* _EXERCISE REQUIREMENTS_
Return the entries verbatim and drop every picture.

(Stored data)
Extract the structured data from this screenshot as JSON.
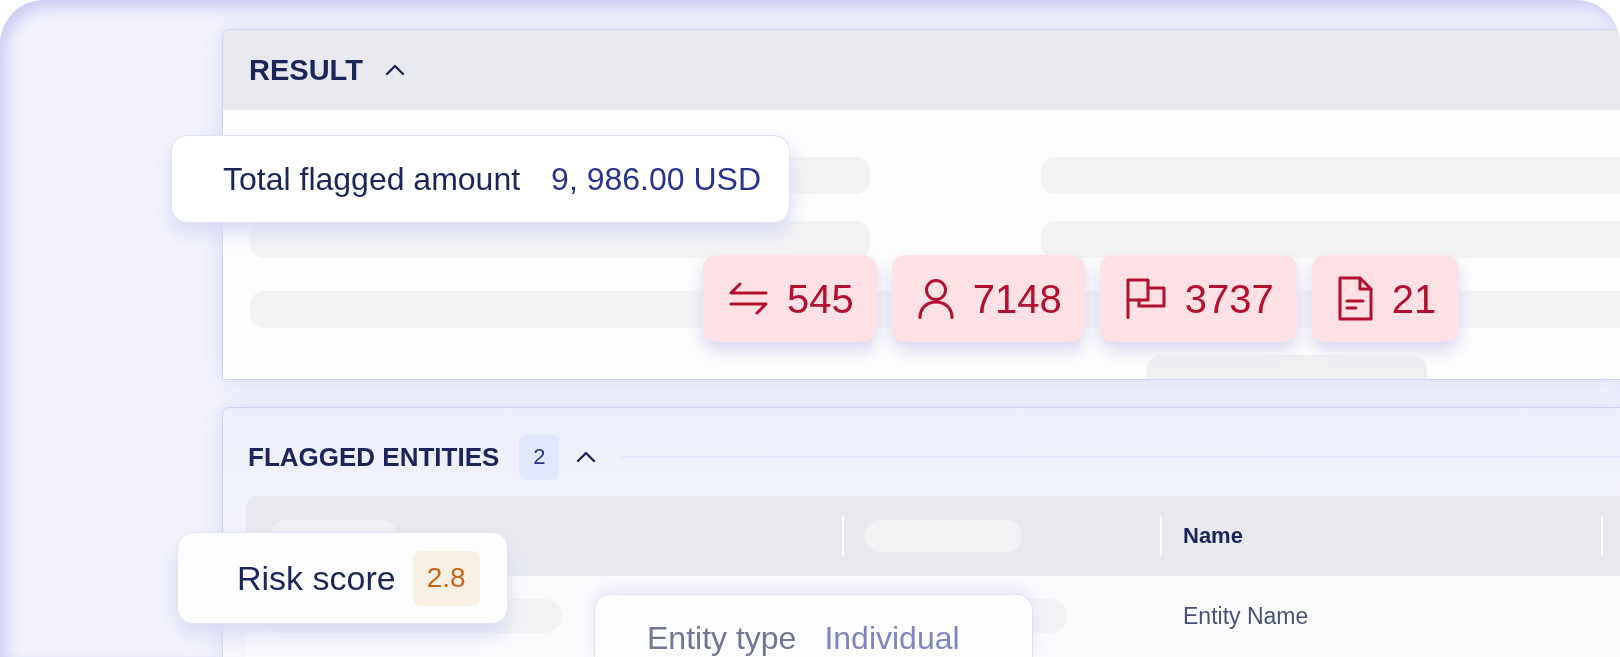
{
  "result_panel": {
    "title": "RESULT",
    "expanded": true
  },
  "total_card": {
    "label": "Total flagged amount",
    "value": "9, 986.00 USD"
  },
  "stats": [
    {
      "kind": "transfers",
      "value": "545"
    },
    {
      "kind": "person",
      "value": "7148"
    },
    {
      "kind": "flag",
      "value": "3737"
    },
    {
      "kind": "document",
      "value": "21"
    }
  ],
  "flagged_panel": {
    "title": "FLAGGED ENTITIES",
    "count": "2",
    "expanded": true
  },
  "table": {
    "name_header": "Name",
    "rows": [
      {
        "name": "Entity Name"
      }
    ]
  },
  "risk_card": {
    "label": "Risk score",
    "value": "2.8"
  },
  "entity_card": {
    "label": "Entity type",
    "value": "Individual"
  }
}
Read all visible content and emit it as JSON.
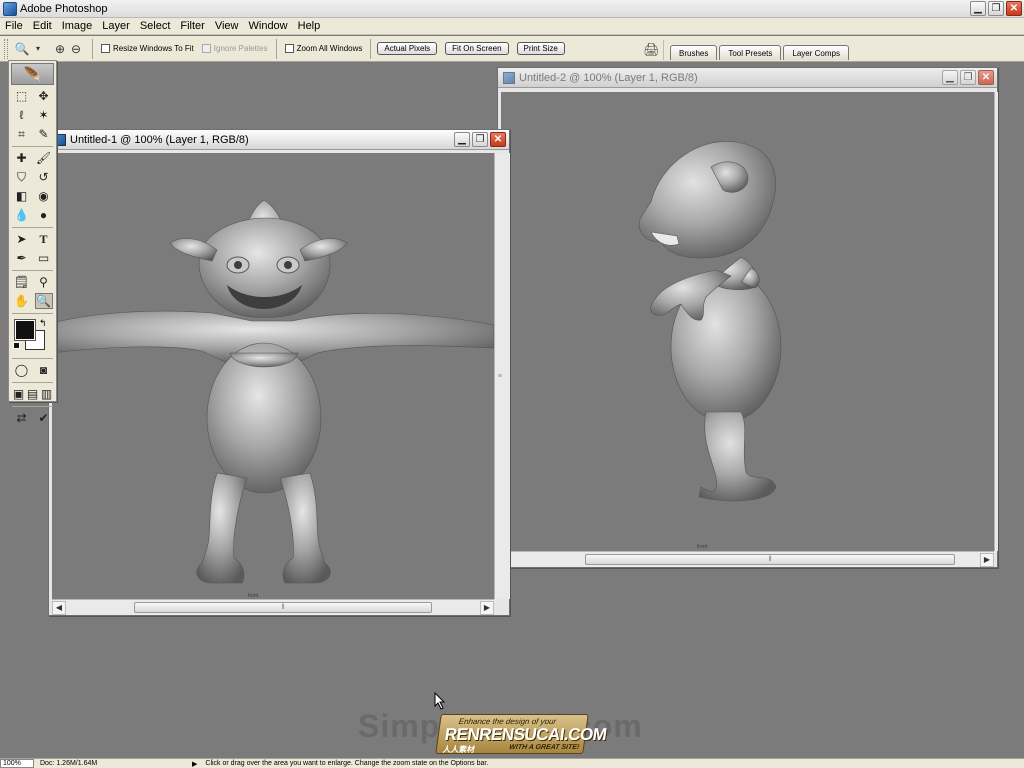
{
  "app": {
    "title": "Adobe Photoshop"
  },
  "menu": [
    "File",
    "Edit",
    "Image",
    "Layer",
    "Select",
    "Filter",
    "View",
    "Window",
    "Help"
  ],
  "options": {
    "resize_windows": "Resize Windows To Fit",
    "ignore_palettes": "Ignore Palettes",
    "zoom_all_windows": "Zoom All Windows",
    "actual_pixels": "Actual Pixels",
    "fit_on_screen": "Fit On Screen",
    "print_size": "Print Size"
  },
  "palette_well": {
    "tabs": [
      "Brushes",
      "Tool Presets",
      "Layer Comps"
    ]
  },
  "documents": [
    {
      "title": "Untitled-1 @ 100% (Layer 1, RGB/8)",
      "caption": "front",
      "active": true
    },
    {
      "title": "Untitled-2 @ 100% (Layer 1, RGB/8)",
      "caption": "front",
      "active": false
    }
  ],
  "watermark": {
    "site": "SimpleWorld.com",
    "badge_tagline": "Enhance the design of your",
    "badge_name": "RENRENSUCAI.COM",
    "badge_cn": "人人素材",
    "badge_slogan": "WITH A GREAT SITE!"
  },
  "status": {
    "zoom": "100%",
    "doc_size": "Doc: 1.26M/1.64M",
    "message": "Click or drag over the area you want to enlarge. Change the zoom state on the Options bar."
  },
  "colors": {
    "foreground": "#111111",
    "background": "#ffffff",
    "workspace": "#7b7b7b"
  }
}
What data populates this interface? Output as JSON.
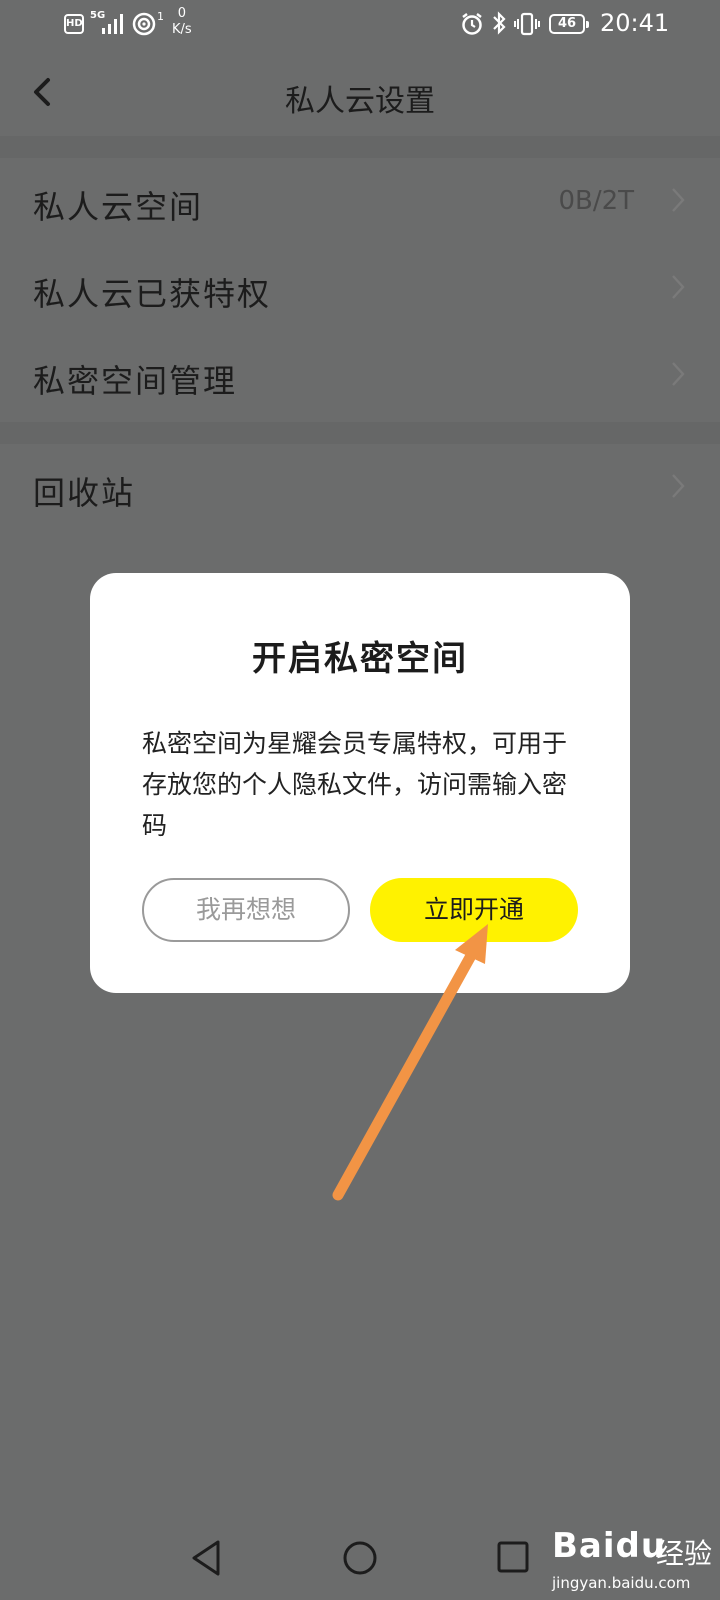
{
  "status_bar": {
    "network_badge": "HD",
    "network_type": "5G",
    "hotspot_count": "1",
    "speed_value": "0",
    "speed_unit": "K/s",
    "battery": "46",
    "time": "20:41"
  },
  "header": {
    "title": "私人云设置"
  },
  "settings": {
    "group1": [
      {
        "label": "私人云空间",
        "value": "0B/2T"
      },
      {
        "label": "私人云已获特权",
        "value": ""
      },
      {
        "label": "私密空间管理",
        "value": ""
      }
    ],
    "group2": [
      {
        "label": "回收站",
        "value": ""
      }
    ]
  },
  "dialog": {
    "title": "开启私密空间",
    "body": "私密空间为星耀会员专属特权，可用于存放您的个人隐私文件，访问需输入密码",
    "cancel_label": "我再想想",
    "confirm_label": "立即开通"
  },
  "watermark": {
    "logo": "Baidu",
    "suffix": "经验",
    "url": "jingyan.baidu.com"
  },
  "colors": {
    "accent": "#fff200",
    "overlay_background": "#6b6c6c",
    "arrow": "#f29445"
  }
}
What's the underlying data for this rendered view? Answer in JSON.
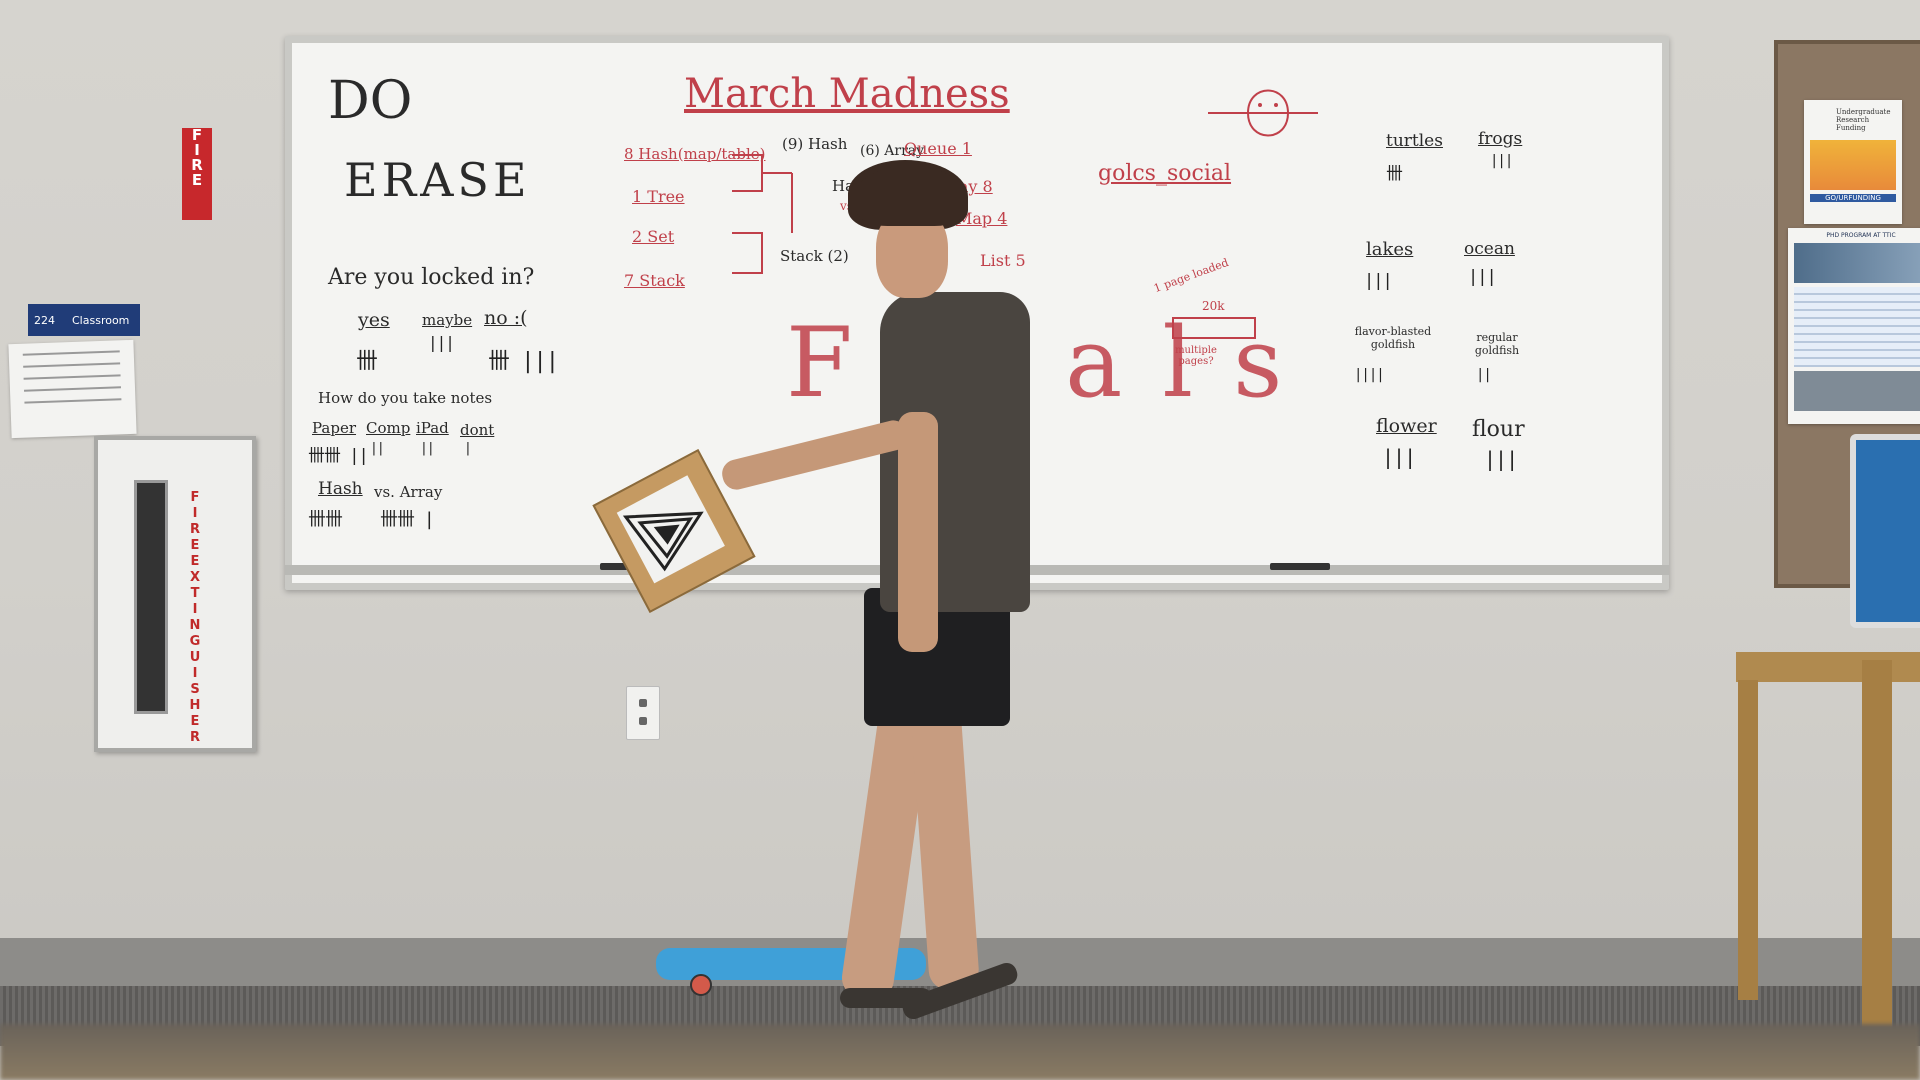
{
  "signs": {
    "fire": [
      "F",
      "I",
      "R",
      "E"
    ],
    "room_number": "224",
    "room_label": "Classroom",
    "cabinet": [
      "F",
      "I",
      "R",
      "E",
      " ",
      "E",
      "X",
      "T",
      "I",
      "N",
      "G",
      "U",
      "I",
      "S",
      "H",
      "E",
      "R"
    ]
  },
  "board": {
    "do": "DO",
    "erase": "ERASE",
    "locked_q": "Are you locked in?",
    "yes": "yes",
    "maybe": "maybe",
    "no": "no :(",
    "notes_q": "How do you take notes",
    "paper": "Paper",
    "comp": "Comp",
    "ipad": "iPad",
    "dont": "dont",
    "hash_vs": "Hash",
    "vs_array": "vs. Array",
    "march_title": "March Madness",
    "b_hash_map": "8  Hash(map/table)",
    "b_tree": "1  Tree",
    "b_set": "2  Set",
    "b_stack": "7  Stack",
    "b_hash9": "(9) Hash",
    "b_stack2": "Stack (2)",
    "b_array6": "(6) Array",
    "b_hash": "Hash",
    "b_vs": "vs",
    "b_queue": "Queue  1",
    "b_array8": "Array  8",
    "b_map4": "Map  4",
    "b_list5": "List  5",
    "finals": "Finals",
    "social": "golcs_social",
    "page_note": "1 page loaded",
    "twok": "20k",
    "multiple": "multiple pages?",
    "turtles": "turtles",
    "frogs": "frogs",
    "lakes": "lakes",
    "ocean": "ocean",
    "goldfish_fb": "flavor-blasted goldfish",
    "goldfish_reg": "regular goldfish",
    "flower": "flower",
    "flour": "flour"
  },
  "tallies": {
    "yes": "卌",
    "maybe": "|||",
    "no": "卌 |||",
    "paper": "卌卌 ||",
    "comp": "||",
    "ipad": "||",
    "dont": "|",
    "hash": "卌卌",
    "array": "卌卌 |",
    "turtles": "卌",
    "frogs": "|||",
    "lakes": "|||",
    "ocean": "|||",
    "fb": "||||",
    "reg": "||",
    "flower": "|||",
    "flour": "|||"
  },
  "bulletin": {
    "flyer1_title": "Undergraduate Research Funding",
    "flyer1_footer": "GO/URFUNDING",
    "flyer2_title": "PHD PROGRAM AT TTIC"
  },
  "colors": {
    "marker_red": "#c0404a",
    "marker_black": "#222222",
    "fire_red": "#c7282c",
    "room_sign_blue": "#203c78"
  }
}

* _EXERCISE ANSWER_
Extract the structured data from this screenshot as JSON.
{
  "result_panel": {
    "title": "RESULT",
    "expanded": true
  },
  "total_card": {
    "label": "Total flagged amount",
    "value": "9, 986.00 USD"
  },
  "stats": [
    {
      "kind": "transfers",
      "value": "545"
    },
    {
      "kind": "person",
      "value": "7148"
    },
    {
      "kind": "flag",
      "value": "3737"
    },
    {
      "kind": "document",
      "value": "21"
    }
  ],
  "flagged_panel": {
    "title": "FLAGGED ENTITIES",
    "count": "2",
    "expanded": true
  },
  "table": {
    "name_header": "Name",
    "rows": [
      {
        "name": "Entity Name"
      }
    ]
  },
  "risk_card": {
    "label": "Risk score",
    "value": "2.8"
  },
  "entity_card": {
    "label": "Entity type",
    "value": "Individual"
  }
}
Read all visible content and emit it as JSON.
{
  "app": {
    "title": "Adobe Photoshop"
  },
  "menu": [
    "File",
    "Edit",
    "Image",
    "Layer",
    "Select",
    "Filter",
    "View",
    "Window",
    "Help"
  ],
  "options": {
    "resize_windows": "Resize Windows To Fit",
    "ignore_palettes": "Ignore Palettes",
    "zoom_all_windows": "Zoom All Windows",
    "actual_pixels": "Actual Pixels",
    "fit_on_screen": "Fit On Screen",
    "print_size": "Print Size"
  },
  "palette_well": {
    "tabs": [
      "Brushes",
      "Tool Presets",
      "Layer Comps"
    ]
  },
  "documents": [
    {
      "title": "Untitled-1 @ 100% (Layer 1, RGB/8)",
      "caption": "front",
      "active": true
    },
    {
      "title": "Untitled-2 @ 100% (Layer 1, RGB/8)",
      "caption": "front",
      "active": false
    }
  ],
  "watermark": {
    "site": "SimpleWorld.com",
    "badge_tagline": "Enhance the design of your",
    "badge_name": "RENRENSUCAI.COM",
    "badge_cn": "人人素材",
    "badge_slogan": "WITH A GREAT SITE!"
  },
  "status": {
    "zoom": "100%",
    "doc_size": "Doc: 1.26M/1.64M",
    "message": "Click or drag over the area you want to enlarge. Change the zoom state on the Options bar."
  },
  "colors": {
    "foreground": "#111111",
    "background": "#ffffff",
    "workspace": "#7b7b7b"
  }
}
What data populates this interface? Output as JSON.
{
  "status_bar": {
    "network_badge": "HD",
    "network_type": "5G",
    "hotspot_count": "1",
    "speed_value": "0",
    "speed_unit": "K/s",
    "battery": "46",
    "time": "20:41"
  },
  "header": {
    "title": "私人云设置"
  },
  "settings": {
    "group1": [
      {
        "label": "私人云空间",
        "value": "0B/2T"
      },
      {
        "label": "私人云已获特权",
        "value": ""
      },
      {
        "label": "私密空间管理",
        "value": ""
      }
    ],
    "group2": [
      {
        "label": "回收站",
        "value": ""
      }
    ]
  },
  "dialog": {
    "title": "开启私密空间",
    "body": "私密空间为星耀会员专属特权，可用于存放您的个人隐私文件，访问需输入密码",
    "cancel_label": "我再想想",
    "confirm_label": "立即开通"
  },
  "watermark": {
    "logo": "Baidu",
    "suffix": "经验",
    "url": "jingyan.baidu.com"
  },
  "colors": {
    "accent": "#fff200",
    "overlay_background": "#6b6c6c",
    "arrow": "#f29445"
  }
}
What's the underlying data for this rendered view? Answer in JSON.
{
  "signs": {
    "fire": [
      "F",
      "I",
      "R",
      "E"
    ],
    "room_number": "224",
    "room_label": "Classroom",
    "cabinet": [
      "F",
      "I",
      "R",
      "E",
      " ",
      "E",
      "X",
      "T",
      "I",
      "N",
      "G",
      "U",
      "I",
      "S",
      "H",
      "E",
      "R"
    ]
  },
  "board": {
    "do": "DO",
    "erase": "ERASE",
    "locked_q": "Are you locked in?",
    "yes": "yes",
    "maybe": "maybe",
    "no": "no :(",
    "notes_q": "How do you take notes",
    "paper": "Paper",
    "comp": "Comp",
    "ipad": "iPad",
    "dont": "dont",
    "hash_vs": "Hash",
    "vs_array": "vs. Array",
    "march_title": "March Madness",
    "b_hash_map": "8  Hash(map/table)",
    "b_tree": "1  Tree",
    "b_set": "2  Set",
    "b_stack": "7  Stack",
    "b_hash9": "(9) Hash",
    "b_stack2": "Stack (2)",
    "b_array6": "(6) Array",
    "b_hash": "Hash",
    "b_vs": "vs",
    "b_queue": "Queue  1",
    "b_array8": "Array  8",
    "b_map4": "Map  4",
    "b_list5": "List  5",
    "finals": "Finals",
    "social": "golcs_social",
    "page_note": "1 page loaded",
    "twok": "20k",
    "multiple": "multiple pages?",
    "turtles": "turtles",
    "frogs": "frogs",
    "lakes": "lakes",
    "ocean": "ocean",
    "goldfish_fb": "flavor-blasted goldfish",
    "goldfish_reg": "regular goldfish",
    "flower": "flower",
    "flour": "flour"
  },
  "tallies": {
    "yes": "卌",
    "maybe": "|||",
    "no": "卌 |||",
    "paper": "卌卌 ||",
    "comp": "||",
    "ipad": "||",
    "dont": "|",
    "hash": "卌卌",
    "array": "卌卌 |",
    "turtles": "卌",
    "frogs": "|||",
    "lakes": "|||",
    "ocean": "|||",
    "fb": "||||",
    "reg": "||",
    "flower": "|||",
    "flour": "|||"
  },
  "bulletin": {
    "flyer1_title": "Undergraduate Research Funding",
    "flyer1_footer": "GO/URFUNDING",
    "flyer2_title": "PHD PROGRAM AT TTIC"
  },
  "colors": {
    "marker_red": "#c0404a",
    "marker_black": "#222222",
    "fire_red": "#c7282c",
    "room_sign_blue": "#203c78"
  }
}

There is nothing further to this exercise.